For the next 30 minutes, until the last swimmers either completed the swim, or were safely pulled from the ocean, we waited patiently on the rocking boat, freezing, watching the steady rain outside. Jenna helped a young girl get warm and offered her an extra towel. Noah helped me remove my wetsuit and after kneeling down on the rocking boat to get it off my feet, he quickly ran to the back outside deck and threw up. We dressed in our FAST warm-ups and hats. Once I sat down, still not feeling well, I jumped up and pushed Karen aside, to get to the garbage can to puke. I stayed there, sick, for the next hour. The waves and wind never let up. We couldn’t believe when a 60-yr-old woman in a skunk hat, with around 70 crossings, pull off her shorty wetsuit and her butt was hanging out in front of the kids. Karen called Jaret, silverware started flying again and Jenna (exhausted from 5 hrs of sleep and an 8+ bottle of wine evening w/ her cousin, mom and aunt, plus Ben at Kennedy’s and Wine Down) and her mom and aunt tried to shut their eyes. After what seemed like a three-hour tour, we finally were going past Alcatraz again and saw a large regatta, more dolphins and sea lions.
Finally, it was time to disembark. We walked off the docks and through the rain to the Argonaut Hotel, to grab our awards and white event t-shirts. To warm up, we grabbed a seat by the fireplace and tried to warm our toes. Monday’s newspaper said that Angel Island had 35 to 41 mph winds on Sunday (Angel Island is near Alcatraz). Our hands were bright red and our feet were as white as ghosts. I watched my toes turn to pink, one at-a-time in the shower. We rinsed our salty wetsuits and all our gear. Ben lost his yellow cap and goggles on board as all our gear slid around the entire boat ride. After sitting on the hotel bed for a half-hour, I ran to the bathroom and puked 12 more times. I put on a new Scopolamine patch and took some Tylenol and tried to sip some Coke. Around 3 p.m. the troops rallied and we took the car across the Bay Bridge to Oakland. Still seasick, I wondered where all the southbound cars were, not realizing they were above us. We drove around Jack London Square, but decided to come back to San Francisco for dinner at Calzones in North Beach. We tried crab pizza, chicken calzones, and cesar salad.
Flew home Monday and when I woke up Tuesday and Wednesday, the world was still spinning. I went to the doctor after school Wednesday and he said I still had motion-sickness. He prescribed Antivert, used to treat or prevent nausea, vomiting, and dizziness caused by motion sickness. It is also used to treat symptoms of vertigo.
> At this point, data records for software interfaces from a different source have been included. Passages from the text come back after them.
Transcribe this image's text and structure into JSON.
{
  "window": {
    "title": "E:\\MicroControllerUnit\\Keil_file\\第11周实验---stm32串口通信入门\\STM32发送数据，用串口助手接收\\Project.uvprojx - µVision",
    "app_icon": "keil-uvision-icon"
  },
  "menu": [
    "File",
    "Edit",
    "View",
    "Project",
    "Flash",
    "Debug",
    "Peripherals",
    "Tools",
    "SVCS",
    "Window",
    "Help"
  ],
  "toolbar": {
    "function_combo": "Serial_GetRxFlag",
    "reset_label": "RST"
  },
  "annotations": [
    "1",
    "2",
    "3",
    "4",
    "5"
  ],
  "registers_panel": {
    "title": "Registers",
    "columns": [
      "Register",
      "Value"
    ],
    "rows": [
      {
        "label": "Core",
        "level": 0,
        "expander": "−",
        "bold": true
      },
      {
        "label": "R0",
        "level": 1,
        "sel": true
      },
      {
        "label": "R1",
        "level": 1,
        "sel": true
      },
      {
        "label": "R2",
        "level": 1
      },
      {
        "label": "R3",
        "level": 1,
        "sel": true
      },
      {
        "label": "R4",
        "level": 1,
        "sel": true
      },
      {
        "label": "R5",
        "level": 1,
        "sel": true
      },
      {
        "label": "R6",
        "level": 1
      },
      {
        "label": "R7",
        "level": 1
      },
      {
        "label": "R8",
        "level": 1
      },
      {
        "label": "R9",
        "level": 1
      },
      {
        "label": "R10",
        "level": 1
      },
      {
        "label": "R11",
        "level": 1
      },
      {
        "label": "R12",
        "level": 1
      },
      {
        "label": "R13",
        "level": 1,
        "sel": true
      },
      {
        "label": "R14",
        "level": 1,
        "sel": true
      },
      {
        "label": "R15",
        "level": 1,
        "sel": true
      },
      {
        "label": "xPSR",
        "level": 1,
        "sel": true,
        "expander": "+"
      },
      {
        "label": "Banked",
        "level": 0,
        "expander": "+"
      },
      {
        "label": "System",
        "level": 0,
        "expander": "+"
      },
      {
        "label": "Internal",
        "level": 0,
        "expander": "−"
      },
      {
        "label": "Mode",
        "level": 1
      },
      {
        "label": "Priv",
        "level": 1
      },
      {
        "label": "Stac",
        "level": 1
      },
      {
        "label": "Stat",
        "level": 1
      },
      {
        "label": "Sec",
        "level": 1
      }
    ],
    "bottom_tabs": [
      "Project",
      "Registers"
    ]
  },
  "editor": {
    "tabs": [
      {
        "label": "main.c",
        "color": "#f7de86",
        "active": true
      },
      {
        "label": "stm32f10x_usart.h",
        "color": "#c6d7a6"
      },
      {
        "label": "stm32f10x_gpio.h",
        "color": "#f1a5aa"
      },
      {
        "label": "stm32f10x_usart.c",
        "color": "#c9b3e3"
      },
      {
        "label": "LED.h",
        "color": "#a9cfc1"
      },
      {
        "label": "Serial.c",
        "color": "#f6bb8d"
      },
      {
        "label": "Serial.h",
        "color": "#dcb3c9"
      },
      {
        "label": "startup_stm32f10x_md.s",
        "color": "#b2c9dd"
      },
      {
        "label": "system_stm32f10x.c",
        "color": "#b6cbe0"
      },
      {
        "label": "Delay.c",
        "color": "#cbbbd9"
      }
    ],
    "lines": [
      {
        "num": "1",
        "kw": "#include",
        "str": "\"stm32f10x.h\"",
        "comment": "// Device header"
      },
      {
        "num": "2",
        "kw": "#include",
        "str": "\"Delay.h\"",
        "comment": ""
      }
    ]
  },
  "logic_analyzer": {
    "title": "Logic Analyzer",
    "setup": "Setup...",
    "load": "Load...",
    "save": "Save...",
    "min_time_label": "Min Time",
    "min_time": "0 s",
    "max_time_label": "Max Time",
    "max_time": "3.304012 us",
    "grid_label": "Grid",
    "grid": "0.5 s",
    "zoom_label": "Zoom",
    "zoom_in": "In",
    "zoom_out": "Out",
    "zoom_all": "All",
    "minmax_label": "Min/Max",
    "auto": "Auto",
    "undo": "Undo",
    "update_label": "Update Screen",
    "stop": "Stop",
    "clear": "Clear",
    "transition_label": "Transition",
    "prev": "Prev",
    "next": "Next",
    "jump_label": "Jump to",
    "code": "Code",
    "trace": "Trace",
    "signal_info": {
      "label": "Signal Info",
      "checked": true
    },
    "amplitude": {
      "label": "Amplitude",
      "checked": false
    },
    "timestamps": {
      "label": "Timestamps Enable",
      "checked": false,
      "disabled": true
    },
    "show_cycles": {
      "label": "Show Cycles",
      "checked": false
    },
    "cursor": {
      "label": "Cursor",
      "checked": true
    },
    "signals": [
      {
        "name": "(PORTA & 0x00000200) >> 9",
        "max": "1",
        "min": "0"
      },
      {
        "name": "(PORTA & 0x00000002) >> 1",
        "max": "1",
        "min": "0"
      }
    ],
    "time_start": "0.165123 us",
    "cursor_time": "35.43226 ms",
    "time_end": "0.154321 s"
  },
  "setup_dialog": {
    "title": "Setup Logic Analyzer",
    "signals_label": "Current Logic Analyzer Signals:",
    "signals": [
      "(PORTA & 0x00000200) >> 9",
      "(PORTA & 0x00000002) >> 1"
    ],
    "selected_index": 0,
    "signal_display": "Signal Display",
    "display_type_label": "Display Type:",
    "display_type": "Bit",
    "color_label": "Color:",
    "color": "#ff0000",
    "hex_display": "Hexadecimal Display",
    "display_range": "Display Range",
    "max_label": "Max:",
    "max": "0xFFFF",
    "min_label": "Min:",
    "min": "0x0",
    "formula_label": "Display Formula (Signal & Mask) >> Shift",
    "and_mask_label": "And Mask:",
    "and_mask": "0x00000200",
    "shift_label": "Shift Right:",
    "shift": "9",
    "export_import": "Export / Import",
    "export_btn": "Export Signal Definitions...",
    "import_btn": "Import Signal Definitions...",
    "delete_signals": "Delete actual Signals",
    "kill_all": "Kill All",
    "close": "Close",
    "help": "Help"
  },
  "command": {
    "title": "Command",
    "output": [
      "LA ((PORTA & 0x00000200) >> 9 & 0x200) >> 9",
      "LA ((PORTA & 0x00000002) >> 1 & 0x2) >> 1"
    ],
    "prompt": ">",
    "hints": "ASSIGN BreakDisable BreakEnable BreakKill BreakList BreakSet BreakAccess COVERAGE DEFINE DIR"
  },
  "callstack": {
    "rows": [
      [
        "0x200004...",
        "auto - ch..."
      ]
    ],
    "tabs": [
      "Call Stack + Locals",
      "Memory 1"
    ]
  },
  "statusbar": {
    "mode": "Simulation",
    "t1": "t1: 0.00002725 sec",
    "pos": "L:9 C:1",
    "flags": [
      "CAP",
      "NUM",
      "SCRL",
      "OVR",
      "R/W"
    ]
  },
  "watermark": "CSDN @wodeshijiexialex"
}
I took it for the two days, but I resembled the Drowsy Dwarf and finally felt more like myself on Friday evening.
All in all, this was a terrific trip complete with wonderful people and we swam for a fantastic group, FAST, the Foundation for Aquatic Saftey & Training. FAST enables swimmers to teach swimming to small groups of high-risk children and organize, promote, and execute water safety events in schools and pools in every community.
April 25, 2010